* EXERCISE *
The records follow. Filter them to the lines that hold "Масштаб".

* DATA FOR THIS EXERCISE *
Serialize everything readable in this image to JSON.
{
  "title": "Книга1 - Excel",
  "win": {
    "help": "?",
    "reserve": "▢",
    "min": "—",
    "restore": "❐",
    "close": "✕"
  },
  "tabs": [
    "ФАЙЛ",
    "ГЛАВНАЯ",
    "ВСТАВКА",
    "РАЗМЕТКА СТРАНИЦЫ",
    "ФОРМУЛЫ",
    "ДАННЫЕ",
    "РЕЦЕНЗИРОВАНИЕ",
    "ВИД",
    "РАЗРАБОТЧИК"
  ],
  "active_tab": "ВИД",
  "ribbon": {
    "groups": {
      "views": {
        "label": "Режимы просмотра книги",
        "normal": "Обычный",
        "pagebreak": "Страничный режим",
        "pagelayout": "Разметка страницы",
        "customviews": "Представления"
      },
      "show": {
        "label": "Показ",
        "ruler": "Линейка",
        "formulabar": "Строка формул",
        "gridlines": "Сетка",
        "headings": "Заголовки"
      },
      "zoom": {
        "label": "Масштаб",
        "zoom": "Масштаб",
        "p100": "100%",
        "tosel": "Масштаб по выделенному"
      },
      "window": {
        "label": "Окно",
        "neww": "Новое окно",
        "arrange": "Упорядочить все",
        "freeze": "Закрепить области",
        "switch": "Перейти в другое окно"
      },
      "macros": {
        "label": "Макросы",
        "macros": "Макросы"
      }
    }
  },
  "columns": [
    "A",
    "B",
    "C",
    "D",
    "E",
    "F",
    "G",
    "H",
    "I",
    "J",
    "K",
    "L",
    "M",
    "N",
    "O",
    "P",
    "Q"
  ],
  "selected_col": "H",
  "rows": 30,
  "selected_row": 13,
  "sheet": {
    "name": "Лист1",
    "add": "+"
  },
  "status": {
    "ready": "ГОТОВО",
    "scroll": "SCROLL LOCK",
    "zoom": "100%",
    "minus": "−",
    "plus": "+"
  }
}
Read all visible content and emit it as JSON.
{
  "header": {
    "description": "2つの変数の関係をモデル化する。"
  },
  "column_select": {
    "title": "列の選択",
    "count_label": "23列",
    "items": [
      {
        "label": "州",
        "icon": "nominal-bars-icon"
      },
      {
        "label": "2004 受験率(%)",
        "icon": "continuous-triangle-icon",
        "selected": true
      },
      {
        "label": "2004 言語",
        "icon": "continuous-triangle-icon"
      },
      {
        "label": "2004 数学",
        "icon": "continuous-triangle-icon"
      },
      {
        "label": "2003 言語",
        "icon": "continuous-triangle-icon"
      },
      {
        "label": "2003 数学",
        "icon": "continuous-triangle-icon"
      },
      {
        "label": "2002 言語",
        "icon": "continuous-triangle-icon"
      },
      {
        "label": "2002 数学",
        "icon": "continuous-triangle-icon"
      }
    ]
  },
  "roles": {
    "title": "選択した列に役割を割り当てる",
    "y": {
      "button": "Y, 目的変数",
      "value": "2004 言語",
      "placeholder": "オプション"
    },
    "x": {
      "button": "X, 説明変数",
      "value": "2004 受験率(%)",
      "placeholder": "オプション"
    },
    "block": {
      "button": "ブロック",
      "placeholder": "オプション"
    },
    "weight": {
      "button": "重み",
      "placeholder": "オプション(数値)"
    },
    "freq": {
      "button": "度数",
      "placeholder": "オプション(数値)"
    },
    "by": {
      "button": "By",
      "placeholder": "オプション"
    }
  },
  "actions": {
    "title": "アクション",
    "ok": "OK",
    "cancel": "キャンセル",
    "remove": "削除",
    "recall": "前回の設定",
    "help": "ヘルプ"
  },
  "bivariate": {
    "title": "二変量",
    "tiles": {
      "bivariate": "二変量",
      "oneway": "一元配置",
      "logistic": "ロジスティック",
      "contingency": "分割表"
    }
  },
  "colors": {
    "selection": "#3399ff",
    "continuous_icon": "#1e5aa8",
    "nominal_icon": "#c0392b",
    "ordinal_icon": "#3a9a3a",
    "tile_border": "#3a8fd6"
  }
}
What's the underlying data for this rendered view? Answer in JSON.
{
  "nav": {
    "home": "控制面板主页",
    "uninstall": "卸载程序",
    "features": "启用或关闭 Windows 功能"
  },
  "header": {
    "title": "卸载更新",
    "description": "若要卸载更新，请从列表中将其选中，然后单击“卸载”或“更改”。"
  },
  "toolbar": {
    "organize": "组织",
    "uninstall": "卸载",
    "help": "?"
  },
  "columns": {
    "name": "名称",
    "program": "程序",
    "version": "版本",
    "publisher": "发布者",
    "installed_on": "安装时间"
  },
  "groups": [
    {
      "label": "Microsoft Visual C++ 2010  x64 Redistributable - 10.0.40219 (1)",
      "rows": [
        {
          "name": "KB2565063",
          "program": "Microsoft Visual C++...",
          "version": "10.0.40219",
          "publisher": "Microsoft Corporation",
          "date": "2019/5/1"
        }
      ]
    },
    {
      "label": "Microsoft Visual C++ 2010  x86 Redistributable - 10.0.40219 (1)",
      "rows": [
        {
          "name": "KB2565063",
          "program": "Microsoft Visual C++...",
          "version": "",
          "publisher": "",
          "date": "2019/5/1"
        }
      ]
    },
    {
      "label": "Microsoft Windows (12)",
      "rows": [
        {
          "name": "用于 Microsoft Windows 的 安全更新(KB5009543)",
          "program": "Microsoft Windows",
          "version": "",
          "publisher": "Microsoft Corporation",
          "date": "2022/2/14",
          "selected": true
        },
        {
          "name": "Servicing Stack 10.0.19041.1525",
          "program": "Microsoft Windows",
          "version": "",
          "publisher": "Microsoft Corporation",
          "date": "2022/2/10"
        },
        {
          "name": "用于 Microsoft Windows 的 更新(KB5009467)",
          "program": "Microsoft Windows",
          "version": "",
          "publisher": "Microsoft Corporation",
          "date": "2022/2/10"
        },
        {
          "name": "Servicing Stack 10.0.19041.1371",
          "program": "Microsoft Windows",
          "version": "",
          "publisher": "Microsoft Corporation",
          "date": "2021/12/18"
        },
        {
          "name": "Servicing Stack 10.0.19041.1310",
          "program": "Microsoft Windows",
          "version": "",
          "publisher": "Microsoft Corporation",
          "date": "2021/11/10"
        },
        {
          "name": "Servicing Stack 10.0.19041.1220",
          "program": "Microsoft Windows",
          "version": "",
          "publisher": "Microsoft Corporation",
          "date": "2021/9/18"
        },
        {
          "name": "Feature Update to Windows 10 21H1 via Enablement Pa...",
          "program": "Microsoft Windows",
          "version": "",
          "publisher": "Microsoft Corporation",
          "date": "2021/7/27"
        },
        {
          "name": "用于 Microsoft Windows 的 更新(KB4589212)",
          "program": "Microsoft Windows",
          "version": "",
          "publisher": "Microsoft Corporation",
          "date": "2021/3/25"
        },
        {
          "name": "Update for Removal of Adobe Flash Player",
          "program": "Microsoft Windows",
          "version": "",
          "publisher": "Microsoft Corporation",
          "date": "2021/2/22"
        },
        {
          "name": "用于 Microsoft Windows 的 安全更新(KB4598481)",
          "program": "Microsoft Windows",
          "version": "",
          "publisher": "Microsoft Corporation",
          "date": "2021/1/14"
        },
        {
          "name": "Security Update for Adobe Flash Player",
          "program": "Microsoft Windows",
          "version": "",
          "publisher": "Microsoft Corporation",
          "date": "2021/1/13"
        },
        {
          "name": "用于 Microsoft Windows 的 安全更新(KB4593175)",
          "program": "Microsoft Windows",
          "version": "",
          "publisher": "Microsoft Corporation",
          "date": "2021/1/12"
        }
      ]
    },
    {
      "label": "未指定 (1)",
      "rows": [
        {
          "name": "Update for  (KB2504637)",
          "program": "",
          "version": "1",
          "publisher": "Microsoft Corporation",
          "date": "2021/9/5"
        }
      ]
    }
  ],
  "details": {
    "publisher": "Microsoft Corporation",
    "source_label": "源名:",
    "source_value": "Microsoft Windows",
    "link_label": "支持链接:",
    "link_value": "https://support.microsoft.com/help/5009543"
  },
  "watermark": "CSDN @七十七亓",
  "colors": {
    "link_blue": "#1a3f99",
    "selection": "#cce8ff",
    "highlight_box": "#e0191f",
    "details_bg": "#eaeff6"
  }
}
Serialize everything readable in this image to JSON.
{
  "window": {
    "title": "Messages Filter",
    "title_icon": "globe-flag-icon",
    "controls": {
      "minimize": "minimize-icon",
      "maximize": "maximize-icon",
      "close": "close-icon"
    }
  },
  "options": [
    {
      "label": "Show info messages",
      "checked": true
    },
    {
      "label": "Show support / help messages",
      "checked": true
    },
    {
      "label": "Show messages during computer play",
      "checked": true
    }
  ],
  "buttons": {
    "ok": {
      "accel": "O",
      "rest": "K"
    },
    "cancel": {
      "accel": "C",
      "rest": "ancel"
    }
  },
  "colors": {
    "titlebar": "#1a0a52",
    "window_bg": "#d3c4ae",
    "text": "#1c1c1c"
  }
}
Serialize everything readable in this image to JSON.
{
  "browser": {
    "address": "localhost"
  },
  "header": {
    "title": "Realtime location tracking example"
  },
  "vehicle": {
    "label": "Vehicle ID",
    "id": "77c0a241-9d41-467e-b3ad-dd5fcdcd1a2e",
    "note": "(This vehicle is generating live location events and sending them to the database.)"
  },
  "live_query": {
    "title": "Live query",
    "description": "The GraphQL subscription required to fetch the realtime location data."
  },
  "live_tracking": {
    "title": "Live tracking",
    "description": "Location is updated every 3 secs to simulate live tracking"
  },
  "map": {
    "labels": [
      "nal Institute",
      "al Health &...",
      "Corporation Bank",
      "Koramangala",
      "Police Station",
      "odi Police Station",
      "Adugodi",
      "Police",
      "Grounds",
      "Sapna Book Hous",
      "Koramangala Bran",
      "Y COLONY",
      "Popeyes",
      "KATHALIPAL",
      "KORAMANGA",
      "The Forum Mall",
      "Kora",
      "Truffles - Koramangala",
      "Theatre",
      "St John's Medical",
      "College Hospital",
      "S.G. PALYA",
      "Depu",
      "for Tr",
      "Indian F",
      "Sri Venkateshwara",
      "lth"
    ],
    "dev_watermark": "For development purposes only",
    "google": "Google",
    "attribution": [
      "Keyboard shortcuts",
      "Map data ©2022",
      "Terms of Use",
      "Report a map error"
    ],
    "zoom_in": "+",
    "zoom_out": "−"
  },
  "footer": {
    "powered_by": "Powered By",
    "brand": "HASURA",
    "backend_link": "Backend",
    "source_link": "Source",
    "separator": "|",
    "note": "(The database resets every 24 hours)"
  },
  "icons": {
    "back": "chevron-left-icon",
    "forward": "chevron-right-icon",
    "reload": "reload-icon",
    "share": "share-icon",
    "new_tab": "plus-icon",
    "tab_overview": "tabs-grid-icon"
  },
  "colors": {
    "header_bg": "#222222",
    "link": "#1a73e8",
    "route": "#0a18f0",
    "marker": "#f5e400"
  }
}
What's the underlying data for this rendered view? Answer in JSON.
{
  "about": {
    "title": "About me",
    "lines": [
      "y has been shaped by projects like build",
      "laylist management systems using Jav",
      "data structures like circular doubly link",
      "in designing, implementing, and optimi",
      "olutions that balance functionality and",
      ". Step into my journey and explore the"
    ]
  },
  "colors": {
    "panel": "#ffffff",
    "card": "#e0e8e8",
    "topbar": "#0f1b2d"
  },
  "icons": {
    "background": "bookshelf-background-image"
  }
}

* WRITTEN ANSWER *
        "label": "Масштаб",
        "zoom": "Масштаб",
        "tosel": "Масштаб по выделенному"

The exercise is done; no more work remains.